* **Description of the task**
Write the entries below out again exactly; any picture in them stays out.

[[ Exercise data, beginning ]]

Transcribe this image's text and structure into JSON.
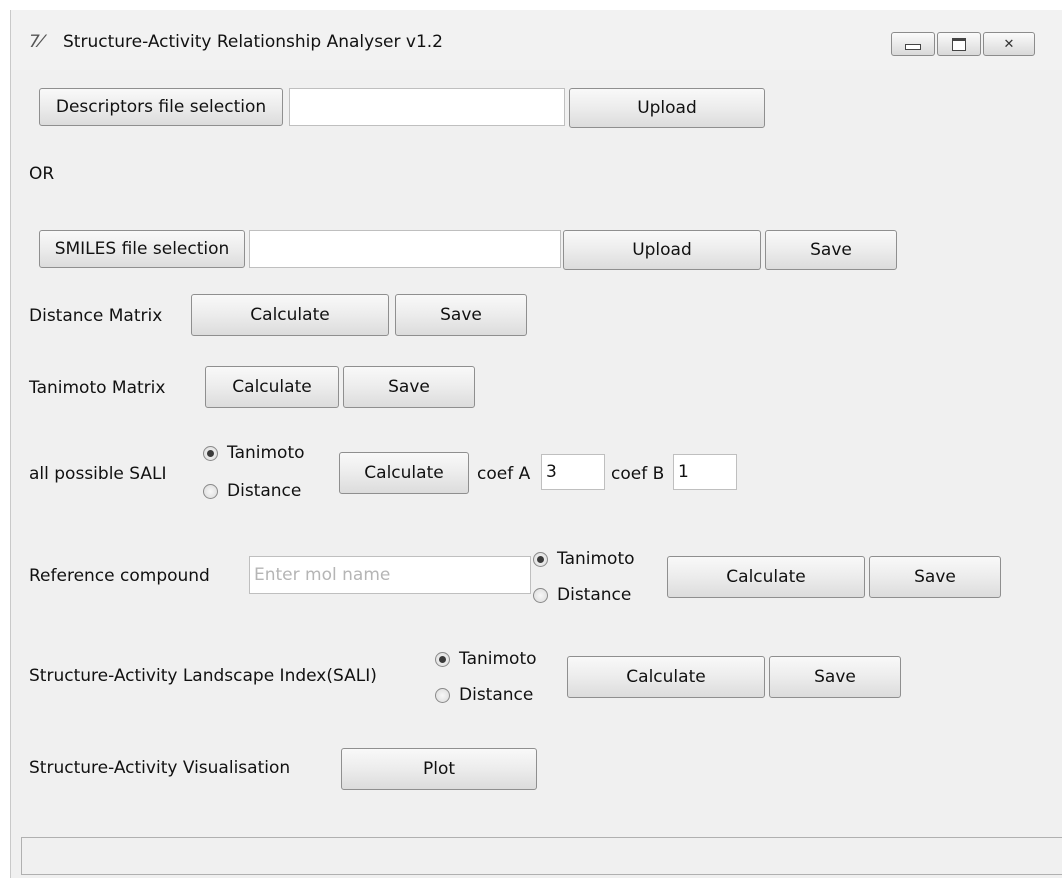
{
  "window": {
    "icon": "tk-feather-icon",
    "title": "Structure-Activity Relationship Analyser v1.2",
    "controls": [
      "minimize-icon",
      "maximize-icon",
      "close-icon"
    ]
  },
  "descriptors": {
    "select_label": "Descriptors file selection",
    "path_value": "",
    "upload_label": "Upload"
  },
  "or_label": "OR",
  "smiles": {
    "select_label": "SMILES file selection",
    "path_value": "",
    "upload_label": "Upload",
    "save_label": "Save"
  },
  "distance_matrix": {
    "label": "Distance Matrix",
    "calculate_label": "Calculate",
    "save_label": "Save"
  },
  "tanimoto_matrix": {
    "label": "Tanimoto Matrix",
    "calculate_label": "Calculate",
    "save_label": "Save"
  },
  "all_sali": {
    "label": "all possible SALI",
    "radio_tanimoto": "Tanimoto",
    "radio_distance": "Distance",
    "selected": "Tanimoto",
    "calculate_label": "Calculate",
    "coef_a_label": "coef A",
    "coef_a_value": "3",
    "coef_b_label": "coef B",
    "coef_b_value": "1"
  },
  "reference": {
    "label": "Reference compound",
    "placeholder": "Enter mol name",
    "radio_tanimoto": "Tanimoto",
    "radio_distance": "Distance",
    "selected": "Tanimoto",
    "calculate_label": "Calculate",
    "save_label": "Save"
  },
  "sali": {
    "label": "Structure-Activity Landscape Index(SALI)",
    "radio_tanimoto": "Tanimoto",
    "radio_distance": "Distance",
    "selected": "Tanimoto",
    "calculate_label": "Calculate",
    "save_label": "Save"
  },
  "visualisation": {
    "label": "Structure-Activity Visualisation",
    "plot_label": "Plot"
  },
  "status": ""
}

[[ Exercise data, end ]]

* **Response to the task**
Transcribe this image's text and structure into JSON.
{
  "window": {
    "icon": "tk-feather-icon",
    "title": "Structure-Activity Relationship Analyser v1.2",
    "controls": [
      "minimize-icon",
      "maximize-icon",
      "close-icon"
    ]
  },
  "descriptors": {
    "select_label": "Descriptors file selection",
    "path_value": "",
    "upload_label": "Upload"
  },
  "or_label": "OR",
  "smiles": {
    "select_label": "SMILES file selection",
    "path_value": "",
    "upload_label": "Upload",
    "save_label": "Save"
  },
  "distance_matrix": {
    "label": "Distance Matrix",
    "calculate_label": "Calculate",
    "save_label": "Save"
  },
  "tanimoto_matrix": {
    "label": "Tanimoto Matrix",
    "calculate_label": "Calculate",
    "save_label": "Save"
  },
  "all_sali": {
    "label": "all possible SALI",
    "radio_tanimoto": "Tanimoto",
    "radio_distance": "Distance",
    "selected": "Tanimoto",
    "calculate_label": "Calculate",
    "coef_a_label": "coef A",
    "coef_a_value": "3",
    "coef_b_label": "coef B",
    "coef_b_value": "1"
  },
  "reference": {
    "label": "Reference compound",
    "placeholder": "Enter mol name",
    "radio_tanimoto": "Tanimoto",
    "radio_distance": "Distance",
    "selected": "Tanimoto",
    "calculate_label": "Calculate",
    "save_label": "Save"
  },
  "sali": {
    "label": "Structure-Activity Landscape Index(SALI)",
    "radio_tanimoto": "Tanimoto",
    "radio_distance": "Distance",
    "selected": "Tanimoto",
    "calculate_label": "Calculate",
    "save_label": "Save"
  },
  "visualisation": {
    "label": "Structure-Activity Visualisation",
    "plot_label": "Plot"
  },
  "status": ""
}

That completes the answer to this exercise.